Data listing START
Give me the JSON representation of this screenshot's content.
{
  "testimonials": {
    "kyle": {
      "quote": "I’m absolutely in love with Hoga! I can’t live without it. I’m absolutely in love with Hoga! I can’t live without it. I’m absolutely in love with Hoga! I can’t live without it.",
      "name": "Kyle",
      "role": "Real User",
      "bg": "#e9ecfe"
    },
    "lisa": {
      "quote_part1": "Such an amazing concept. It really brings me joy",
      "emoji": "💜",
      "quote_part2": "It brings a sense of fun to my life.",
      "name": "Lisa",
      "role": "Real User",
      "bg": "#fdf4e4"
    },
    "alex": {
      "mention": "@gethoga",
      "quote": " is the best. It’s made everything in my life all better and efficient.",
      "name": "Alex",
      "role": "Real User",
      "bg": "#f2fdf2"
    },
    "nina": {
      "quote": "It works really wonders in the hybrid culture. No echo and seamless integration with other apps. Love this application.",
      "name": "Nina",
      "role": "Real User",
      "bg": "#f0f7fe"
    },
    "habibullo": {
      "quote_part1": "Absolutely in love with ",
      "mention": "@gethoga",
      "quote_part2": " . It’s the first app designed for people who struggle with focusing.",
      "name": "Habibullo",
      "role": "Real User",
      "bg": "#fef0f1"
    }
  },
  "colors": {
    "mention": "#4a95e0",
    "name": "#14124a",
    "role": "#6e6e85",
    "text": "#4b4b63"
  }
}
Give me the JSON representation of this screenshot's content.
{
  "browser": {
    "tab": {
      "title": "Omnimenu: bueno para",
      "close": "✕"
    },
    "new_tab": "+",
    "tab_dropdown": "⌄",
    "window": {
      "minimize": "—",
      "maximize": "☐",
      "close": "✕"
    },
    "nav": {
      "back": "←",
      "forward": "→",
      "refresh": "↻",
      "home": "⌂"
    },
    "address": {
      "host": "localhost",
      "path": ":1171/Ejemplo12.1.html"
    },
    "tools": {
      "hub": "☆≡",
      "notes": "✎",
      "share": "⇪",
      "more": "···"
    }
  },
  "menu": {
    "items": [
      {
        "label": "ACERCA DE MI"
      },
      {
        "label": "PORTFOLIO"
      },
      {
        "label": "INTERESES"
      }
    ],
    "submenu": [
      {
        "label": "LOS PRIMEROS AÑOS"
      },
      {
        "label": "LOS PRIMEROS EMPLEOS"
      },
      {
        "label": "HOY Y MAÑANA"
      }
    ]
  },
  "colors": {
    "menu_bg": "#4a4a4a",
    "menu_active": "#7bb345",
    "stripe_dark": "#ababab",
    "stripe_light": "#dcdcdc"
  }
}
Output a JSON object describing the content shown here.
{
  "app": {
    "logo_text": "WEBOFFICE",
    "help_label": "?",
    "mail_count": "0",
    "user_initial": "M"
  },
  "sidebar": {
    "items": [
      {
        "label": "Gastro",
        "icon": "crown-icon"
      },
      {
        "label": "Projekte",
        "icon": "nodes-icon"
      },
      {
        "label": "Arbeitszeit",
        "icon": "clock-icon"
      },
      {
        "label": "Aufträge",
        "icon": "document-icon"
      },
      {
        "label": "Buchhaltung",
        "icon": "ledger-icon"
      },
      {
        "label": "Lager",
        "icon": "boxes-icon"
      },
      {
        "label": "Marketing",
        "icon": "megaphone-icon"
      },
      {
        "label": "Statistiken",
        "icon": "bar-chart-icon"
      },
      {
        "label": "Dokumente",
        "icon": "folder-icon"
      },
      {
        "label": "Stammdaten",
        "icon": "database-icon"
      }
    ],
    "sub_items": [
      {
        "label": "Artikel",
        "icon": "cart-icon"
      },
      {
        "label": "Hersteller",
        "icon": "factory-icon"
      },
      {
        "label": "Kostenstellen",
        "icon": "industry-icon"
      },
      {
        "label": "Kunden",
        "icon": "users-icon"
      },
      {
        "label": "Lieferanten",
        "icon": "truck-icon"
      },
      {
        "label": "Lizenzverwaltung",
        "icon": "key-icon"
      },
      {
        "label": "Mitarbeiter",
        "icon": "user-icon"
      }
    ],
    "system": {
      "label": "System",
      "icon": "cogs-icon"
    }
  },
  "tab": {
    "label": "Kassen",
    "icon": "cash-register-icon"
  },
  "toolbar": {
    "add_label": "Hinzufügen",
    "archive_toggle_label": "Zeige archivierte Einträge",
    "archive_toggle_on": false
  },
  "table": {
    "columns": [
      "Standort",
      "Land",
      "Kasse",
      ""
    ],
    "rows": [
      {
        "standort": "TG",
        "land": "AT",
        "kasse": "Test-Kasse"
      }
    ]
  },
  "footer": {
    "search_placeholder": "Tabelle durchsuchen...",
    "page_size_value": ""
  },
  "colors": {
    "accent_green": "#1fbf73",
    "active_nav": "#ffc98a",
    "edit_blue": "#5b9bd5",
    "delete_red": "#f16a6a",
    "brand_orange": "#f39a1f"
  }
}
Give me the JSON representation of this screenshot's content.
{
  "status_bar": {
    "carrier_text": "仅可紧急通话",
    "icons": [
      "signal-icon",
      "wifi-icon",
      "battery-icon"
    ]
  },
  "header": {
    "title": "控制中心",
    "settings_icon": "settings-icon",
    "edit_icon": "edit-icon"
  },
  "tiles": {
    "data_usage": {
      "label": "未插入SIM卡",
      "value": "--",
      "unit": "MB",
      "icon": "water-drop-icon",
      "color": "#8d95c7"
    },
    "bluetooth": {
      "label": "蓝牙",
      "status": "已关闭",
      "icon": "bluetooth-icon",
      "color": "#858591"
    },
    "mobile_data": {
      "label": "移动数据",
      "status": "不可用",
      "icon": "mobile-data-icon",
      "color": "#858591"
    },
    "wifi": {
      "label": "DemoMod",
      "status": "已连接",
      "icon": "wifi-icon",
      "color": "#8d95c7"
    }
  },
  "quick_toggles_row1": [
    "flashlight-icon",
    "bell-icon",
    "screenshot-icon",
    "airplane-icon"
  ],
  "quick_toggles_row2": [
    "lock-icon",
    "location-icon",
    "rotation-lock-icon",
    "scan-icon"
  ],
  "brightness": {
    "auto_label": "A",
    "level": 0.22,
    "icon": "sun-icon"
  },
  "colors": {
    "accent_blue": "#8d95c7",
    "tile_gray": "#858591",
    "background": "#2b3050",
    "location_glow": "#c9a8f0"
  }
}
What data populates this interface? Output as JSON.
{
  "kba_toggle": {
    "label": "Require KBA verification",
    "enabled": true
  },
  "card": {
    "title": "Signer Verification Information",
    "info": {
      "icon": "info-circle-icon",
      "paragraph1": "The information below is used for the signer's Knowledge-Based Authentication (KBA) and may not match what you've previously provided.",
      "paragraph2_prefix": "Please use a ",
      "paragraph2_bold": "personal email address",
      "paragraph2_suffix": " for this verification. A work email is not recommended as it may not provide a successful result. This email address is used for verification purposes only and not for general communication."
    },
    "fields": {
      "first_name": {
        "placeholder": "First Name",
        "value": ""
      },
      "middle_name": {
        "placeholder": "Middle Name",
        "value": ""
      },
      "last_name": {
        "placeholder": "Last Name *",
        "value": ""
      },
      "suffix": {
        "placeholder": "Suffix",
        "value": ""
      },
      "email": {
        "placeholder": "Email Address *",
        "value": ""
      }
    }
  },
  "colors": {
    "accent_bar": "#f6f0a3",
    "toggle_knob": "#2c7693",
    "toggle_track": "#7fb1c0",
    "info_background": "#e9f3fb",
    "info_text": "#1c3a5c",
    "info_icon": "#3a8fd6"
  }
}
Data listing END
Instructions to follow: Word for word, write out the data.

Response to this exercise:
Give me the JSON representation of this screenshot's content.
{
  "testimonials": {
    "kyle": {
      "quote": "I’m absolutely in love with Hoga! I can’t live without it. I’m absolutely in love with Hoga! I can’t live without it. I’m absolutely in love with Hoga! I can’t live without it.",
      "name": "Kyle",
      "role": "Real User",
      "bg": "#e9ecfe"
    },
    "lisa": {
      "quote_part1": "Such an amazing concept. It really brings me joy",
      "emoji": "💜",
      "quote_part2": "It brings a sense of fun to my life.",
      "name": "Lisa",
      "role": "Real User",
      "bg": "#fdf4e4"
    },
    "alex": {
      "mention": "@gethoga",
      "quote": " is the best. It’s made everything in my life all better and efficient.",
      "name": "Alex",
      "role": "Real User",
      "bg": "#f2fdf2"
    },
    "nina": {
      "quote": "It works really wonders in the hybrid culture. No echo and seamless integration with other apps. Love this application.",
      "name": "Nina",
      "role": "Real User",
      "bg": "#f0f7fe"
    },
    "habibullo": {
      "quote_part1": "Absolutely in love with ",
      "mention": "@gethoga",
      "quote_part2": " . It’s the first app designed for people who struggle with focusing.",
      "name": "Habibullo",
      "role": "Real User",
      "bg": "#fef0f1"
    }
  },
  "colors": {
    "mention": "#4a95e0",
    "name": "#14124a",
    "role": "#6e6e85",
    "text": "#4b4b63"
  }
}
Give me the JSON representation of this screenshot's content.
{
  "browser": {
    "tab": {
      "title": "Omnimenu: bueno para",
      "close": "✕"
    },
    "new_tab": "+",
    "tab_dropdown": "⌄",
    "window": {
      "minimize": "—",
      "maximize": "☐",
      "close": "✕"
    },
    "nav": {
      "back": "←",
      "forward": "→",
      "refresh": "↻",
      "home": "⌂"
    },
    "address": {
      "host": "localhost",
      "path": ":1171/Ejemplo12.1.html"
    },
    "tools": {
      "hub": "☆≡",
      "notes": "✎",
      "share": "⇪",
      "more": "···"
    }
  },
  "menu": {
    "items": [
      {
        "label": "ACERCA DE MI"
      },
      {
        "label": "PORTFOLIO"
      },
      {
        "label": "INTERESES"
      }
    ],
    "submenu": [
      {
        "label": "LOS PRIMEROS AÑOS"
      },
      {
        "label": "LOS PRIMEROS EMPLEOS"
      },
      {
        "label": "HOY Y MAÑANA"
      }
    ]
  },
  "colors": {
    "menu_bg": "#4a4a4a",
    "menu_active": "#7bb345",
    "stripe_dark": "#ababab",
    "stripe_light": "#dcdcdc"
  }
}
Output a JSON object describing the content shown here.
{
  "app": {
    "logo_text": "WEBOFFICE",
    "help_label": "?",
    "mail_count": "0",
    "user_initial": "M"
  },
  "sidebar": {
    "items": [
      {
        "label": "Gastro",
        "icon": "crown-icon"
      },
      {
        "label": "Projekte",
        "icon": "nodes-icon"
      },
      {
        "label": "Arbeitszeit",
        "icon": "clock-icon"
      },
      {
        "label": "Aufträge",
        "icon": "document-icon"
      },
      {
        "label": "Buchhaltung",
        "icon": "ledger-icon"
      },
      {
        "label": "Lager",
        "icon": "boxes-icon"
      },
      {
        "label": "Marketing",
        "icon": "megaphone-icon"
      },
      {
        "label": "Statistiken",
        "icon": "bar-chart-icon"
      },
      {
        "label": "Dokumente",
        "icon": "folder-icon"
      },
      {
        "label": "Stammdaten",
        "icon": "database-icon"
      }
    ],
    "sub_items": [
      {
        "label": "Artikel",
        "icon": "cart-icon"
      },
      {
        "label": "Hersteller",
        "icon": "factory-icon"
      },
      {
        "label": "Kostenstellen",
        "icon": "industry-icon"
      },
      {
        "label": "Kunden",
        "icon": "users-icon"
      },
      {
        "label": "Lieferanten",
        "icon": "truck-icon"
      },
      {
        "label": "Lizenzverwaltung",
        "icon": "key-icon"
      },
      {
        "label": "Mitarbeiter",
        "icon": "user-icon"
      }
    ],
    "system": {
      "label": "System",
      "icon": "cogs-icon"
    }
  },
  "tab": {
    "label": "Kassen",
    "icon": "cash-register-icon"
  },
  "toolbar": {
    "add_label": "Hinzufügen",
    "archive_toggle_label": "Zeige archivierte Einträge",
    "archive_toggle_on": false
  },
  "table": {
    "columns": [
      "Standort",
      "Land",
      "Kasse",
      ""
    ],
    "rows": [
      {
        "standort": "TG",
        "land": "AT",
        "kasse": "Test-Kasse"
      }
    ]
  },
  "footer": {
    "search_placeholder": "Tabelle durchsuchen...",
    "page_size_value": ""
  },
  "colors": {
    "accent_green": "#1fbf73",
    "active_nav": "#ffc98a",
    "edit_blue": "#5b9bd5",
    "delete_red": "#f16a6a",
    "brand_orange": "#f39a1f"
  }
}
Give me the JSON representation of this screenshot's content.
{
  "status_bar": {
    "carrier_text": "仅可紧急通话",
    "icons": [
      "signal-icon",
      "wifi-icon",
      "battery-icon"
    ]
  },
  "header": {
    "title": "控制中心",
    "settings_icon": "settings-icon",
    "edit_icon": "edit-icon"
  },
  "tiles": {
    "data_usage": {
      "label": "未插入SIM卡",
      "value": "--",
      "unit": "MB",
      "icon": "water-drop-icon",
      "color": "#8d95c7"
    },
    "bluetooth": {
      "label": "蓝牙",
      "status": "已关闭",
      "icon": "bluetooth-icon",
      "color": "#858591"
    },
    "mobile_data": {
      "label": "移动数据",
      "status": "不可用",
      "icon": "mobile-data-icon",
      "color": "#858591"
    },
    "wifi": {
      "label": "DemoMod",
      "status": "已连接",
      "icon": "wifi-icon",
      "color": "#8d95c7"
    }
  },
  "quick_toggles_row1": [
    "flashlight-icon",
    "bell-icon",
    "screenshot-icon",
    "airplane-icon"
  ],
  "quick_toggles_row2": [
    "lock-icon",
    "location-icon",
    "rotation-lock-icon",
    "scan-icon"
  ],
  "brightness": {
    "auto_label": "A",
    "level": 0.22,
    "icon": "sun-icon"
  },
  "colors": {
    "accent_blue": "#8d95c7",
    "tile_gray": "#858591",
    "background": "#2b3050",
    "location_glow": "#c9a8f0"
  }
}
What data populates this interface? Output as JSON.
{
  "kba_toggle": {
    "label": "Require KBA verification",
    "enabled": true
  },
  "card": {
    "title": "Signer Verification Information",
    "info": {
      "icon": "info-circle-icon",
      "paragraph1": "The information below is used for the signer's Knowledge-Based Authentication (KBA) and may not match what you've previously provided.",
      "paragraph2_prefix": "Please use a ",
      "paragraph2_bold": "personal email address",
      "paragraph2_suffix": " for this verification. A work email is not recommended as it may not provide a successful result. This email address is used for verification purposes only and not for general communication."
    },
    "fields": {
      "first_name": {
        "placeholder": "First Name",
        "value": ""
      },
      "middle_name": {
        "placeholder": "Middle Name",
        "value": ""
      },
      "last_name": {
        "placeholder": "Last Name *",
        "value": ""
      },
      "suffix": {
        "placeholder": "Suffix",
        "value": ""
      },
      "email": {
        "placeholder": "Email Address *",
        "value": ""
      }
    }
  },
  "colors": {
    "accent_bar": "#f6f0a3",
    "toggle_knob": "#2c7693",
    "toggle_track": "#7fb1c0",
    "info_background": "#e9f3fb",
    "info_text": "#1c3a5c",
    "info_icon": "#3a8fd6"
  }
}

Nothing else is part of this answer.